Military Pushing Back on Trump’s Trans Troop Ban
The president may have tweeted a demand to bar transgender troops from serving. But in ways big and small, the Pentagon sent signals that it would resist.
Resistance to Donald Trump’s ban on open transgender service is coalescing throughout the military, from top brass to grunts to veterans to their overseers on Capitol Hill.
Several pro-trans troops, activists, and legal scholars are holding out hope that the announced ban, tweeted by Trump with minimal notice to the military early on Wednesday, won’t survive a wave of political pressure.
That pressure gained momentum from the chairman of the Joint Chiefs of Staff on Thursday, as Marine General Joseph Dunford clarified that tweets from the commander-in-chief do not have the force of orders. Until the military receives an official order, Dunford said, there will be no change in the military’s recent approach to accommodate open transgender service.
“In the meantime,” Dunford said, “we will continue to treat all of our personnel with respect.”
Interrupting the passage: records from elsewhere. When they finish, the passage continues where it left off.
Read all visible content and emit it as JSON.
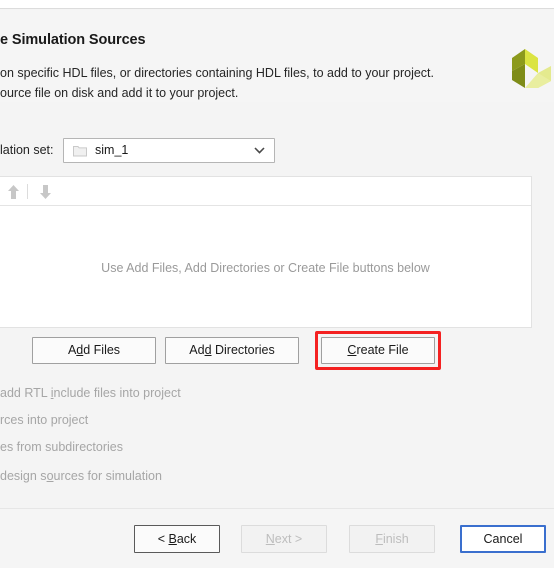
{
  "dialog": {
    "header": {
      "title": "e Simulation Sources",
      "line1": "on specific HDL files, or directories containing HDL files, to add to your project.",
      "line2": "ource file on disk and add it to your project.",
      "logo_icon": "xilinx-pinwheel-logo"
    },
    "simulation_set": {
      "label": "lation set:",
      "value": "sim_1",
      "folder_icon": "folder-icon",
      "dropdown_icon": "chevron-down-icon"
    },
    "file_panel": {
      "toolbar": {
        "move_up_icon": "arrow-up-icon",
        "move_down_icon": "arrow-down-icon"
      },
      "empty_message": "Use Add Files, Add Directories or Create File buttons below"
    },
    "actions": {
      "add_files": {
        "pre": "A",
        "mnemonic": "d",
        "post": "d Files"
      },
      "add_directories": {
        "pre": "Ad",
        "mnemonic": "d",
        "post": " Directories"
      },
      "create_file": {
        "pre": "",
        "mnemonic": "C",
        "post": "reate File"
      },
      "highlight_color": "#f42121"
    },
    "checkboxes": [
      {
        "pre": "add RTL ",
        "mnemonic": "i",
        "post": "nclude files into project"
      },
      {
        "pre": "rces into project",
        "mnemonic": "",
        "post": ""
      },
      {
        "pre": "es from subdirectories",
        "mnemonic": "",
        "post": ""
      },
      {
        "pre": " design s",
        "mnemonic": "o",
        "post": "urces for simulation"
      }
    ],
    "footer": {
      "back": {
        "pre": "< ",
        "mnemonic": "B",
        "post": "ack"
      },
      "next": {
        "pre": "",
        "mnemonic": "N",
        "post": "ext >"
      },
      "finish": {
        "pre": "",
        "mnemonic": "F",
        "post": "inish"
      },
      "cancel": {
        "pre": "Cancel",
        "mnemonic": "",
        "post": ""
      }
    }
  }
}
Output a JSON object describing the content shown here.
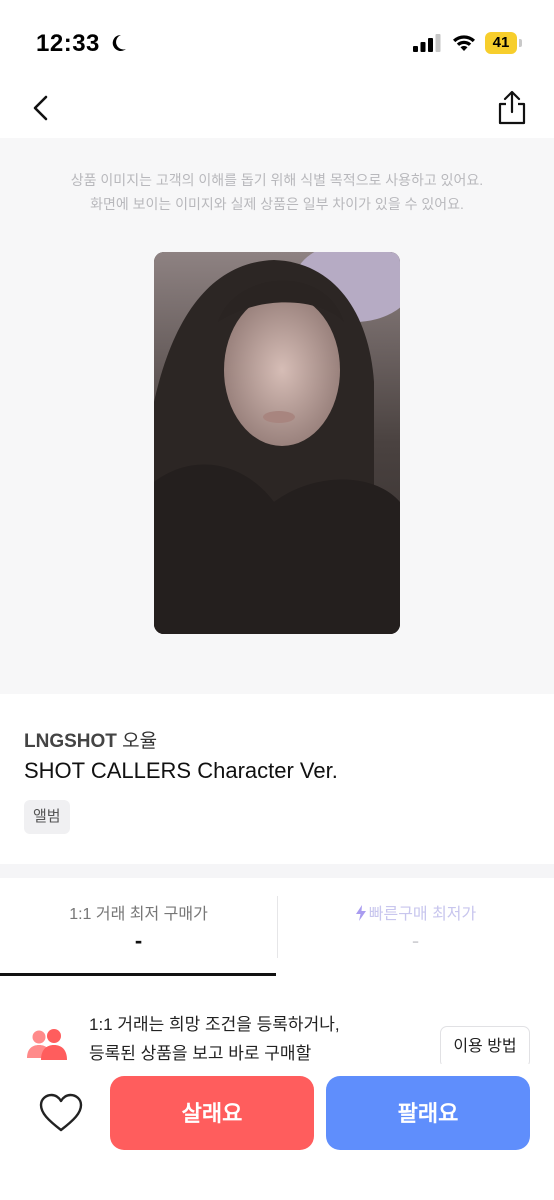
{
  "status_bar": {
    "time": "12:33",
    "battery": "41",
    "icons": [
      "moon-icon",
      "signal-icon",
      "wifi-icon",
      "battery-icon"
    ]
  },
  "nav": {
    "icons": [
      "back-arrow-icon",
      "share-icon"
    ]
  },
  "image_notice": {
    "line1": "상품 이미지는 고객의 이해를 돕기 위해 식별 목적으로 사용하고 있어요.",
    "line2": "화면에 보이는 이미지와 실제 상품은 일부 차이가 있을 수 있어요."
  },
  "product": {
    "group": "LNGSHOT",
    "member": "오율",
    "title": "SHOT CALLERS Character Ver.",
    "tag": "앨범"
  },
  "tabs": [
    {
      "label": "1:1 거래 최저 구매가",
      "value": "-",
      "active": true
    },
    {
      "label": "빠른구매 최저가",
      "value": "-",
      "active": false,
      "icon": "lightning-icon"
    }
  ],
  "guide": {
    "line1": "1:1 거래는 희망 조건을 등록하거나,",
    "line2": "등록된 상품을 보고 바로 구매할",
    "button": "이용 방법",
    "icon": "people-icon"
  },
  "actions": {
    "buy": "살래요",
    "sell": "팔래요",
    "icon": "heart-icon"
  },
  "colors": {
    "buy": "#ff5d5d",
    "sell": "#5f8efc",
    "battery": "#f7ce2c",
    "guide_icon": "#ff6f6f",
    "fast_buy": "#a99cf0"
  }
}
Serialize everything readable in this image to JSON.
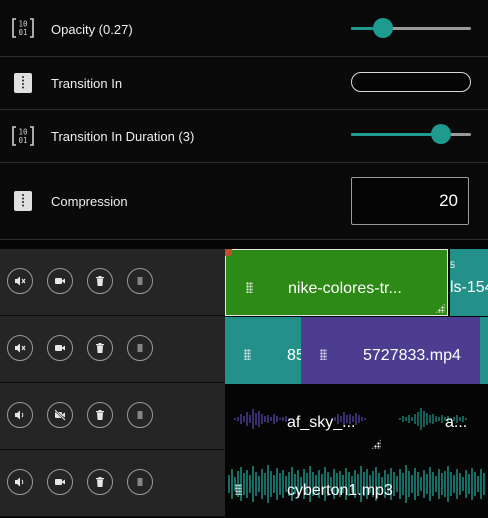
{
  "properties": {
    "opacity": {
      "label": "Opacity (0.27)",
      "value": 0.27
    },
    "transition_in": {
      "label": "Transition In",
      "value": ""
    },
    "transition_in_duration": {
      "label": "Transition In Duration (3)",
      "value": 3,
      "max": 4
    },
    "compression": {
      "label": "Compression",
      "value": "20"
    }
  },
  "timeline": {
    "ruler_mark": "5",
    "tracks": [
      {
        "clips": [
          "nike-colores-tr...",
          "ls-154"
        ],
        "audio": "muted",
        "video": "on"
      },
      {
        "clips": [
          "85",
          "5727833.mp4"
        ],
        "audio": "muted",
        "video": "on"
      },
      {
        "clips": [
          "af_sky_...",
          "a..."
        ],
        "audio": "on",
        "video": "off"
      },
      {
        "clips": [
          "cyberton1.mp3"
        ],
        "audio": "on",
        "video": "on"
      }
    ]
  },
  "colors": {
    "accent": "#1f9a8e",
    "clip_green": "#2e8a16",
    "clip_purple": "#4c3d91",
    "clip_teal": "#24908a",
    "audio_purple": "#5a4ab4",
    "audio_teal": "#1f9a8e"
  },
  "icons": {
    "number": "binary-number-icon",
    "text": "dotted-handle-icon",
    "mute": "speaker-muted-icon",
    "volume": "speaker-icon",
    "camera": "camera-icon",
    "camera_off": "camera-off-icon",
    "delete": "trash-icon",
    "menu": "hamburger-menu-icon"
  }
}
Spokesmen refused to confirm when Dunford first heard of the policy change, though defense officials insisted Pentagon chief Jim Mattis knew at least a day before the tweet that Trump had made up his mind to ban trans troops. (Politico reported that Trump made his decision at the spur of the moment, in order to secure the support of lawmakers who were holding up the funding for a border wall.)
Trump, in his tweet, cited “my Generals” – an extraordinary offhand turn of phrase, since a bedrock principle of the U.S. military is allegiance to the country and the Constitution, not a specific political leader – urging him to ban trans service. Yet neither the military nor the White House have identified which generals or admirals had given Trump such advice.
The Pentagon had been in the process of conducting a Mattis-ordered six-month review of whether to allow transgender recruits, but one U.S. official said there’d been no formal process or meetings inside the Pentagon to discuss the possible impact of banning all transgender troops, including how this would affect transgender troops currently serving.
“Think incompetency, not conspiracy,” the official said.
On Capitol Hill, a senior staffer expressed frustration that Trump had chosen to open debate on this discussion now, when Senate and House armed services committees have been waiting for the White House to share updated policies for Afghanistan, ISIS, and a new global counterterrorism campaign against extremist militants. The staffer and officials spoke on condition of anonymity to discuss the controversy.
Dana White, the Department’s top spokeswoman, said in a Thursday statement that the Pentagon was still “awaiting formal guidance” from the White House about the transgender ban. But, sounding as if the Pentagon was not expecting Trump to change his mind, indicated that after the White House provides it, “we will provide detailed guidance to the Department in the near future for how this policy change will be implemented.”
‘I’m a Motherfucking Marine’
At lower levels throughout the Defense Department, however, there were subtle but conspicuous signs of dissatisfaction to the hastily-tweeted reversal over trans service.
The Defense Acquisition University, an obscure educational arm of the department for those responsible for purchasing the military’s hardware, prominently featured on its Facebook and Twitter pages Wednesday night the image of a swole, swaggering, sunglasses-wearing airman. For all outward appearances, it was an unremarkable photo illustration, with the airman’s image blended into those of the Defense Department logo and a fighter jet, par for the course on a department site.
But those who had been following the fallout of the trans service decision immediately recognized the airman: Staff Sergeant Logan Ireland, who is transgender. Sources familiar with the social-media posting said Ireland’s image was chosen deliberately – to show the same support for Ireland as the institution would show for any other airman or other servicemember.
The picture went up as part of a typical refreshing of imagery on the university’s social media accounts, and Ireland’s photo was available through a simple Google Image search. Shortly afterward, the photo was prominently featured in a widely-read Air Force Times story featuring trans troops’ reaction to word from their commander-in-chief that they weren’t welcome in uniform.
“I would like to see them try to kick me out of my military,” Ireland told reporter Stephen Losey. “You are not going to deny me my right to serve my country when I am fully qualified and able and willing to give my life.” (Another instantly-iconic quote Losey acquired: “I have never described myself as trans; I’m a motherfucking Marine.”)
Sources familiar with the social-media posting said Ireland was aware of it and was appreciative. Those sources indicated the reaction to the postings have been wholly positive.
In another case, dozens of veterans on Thursday had drafted and were circulating an open letter to Mattis, just published by The Daily Beast, urging him to advise Trump to back down on the transgender service ban.
“As American veterans, some of whom have served under your command, we implore you to publicly reject the President’s harmful statements and advise him to reverse this discriminatory decision,” according to a draft of the letter seen by The Daily Beast.
“We know this is difficult for a leader in your position. But as you know well, great leaders cannot be timid in the face of adversity.”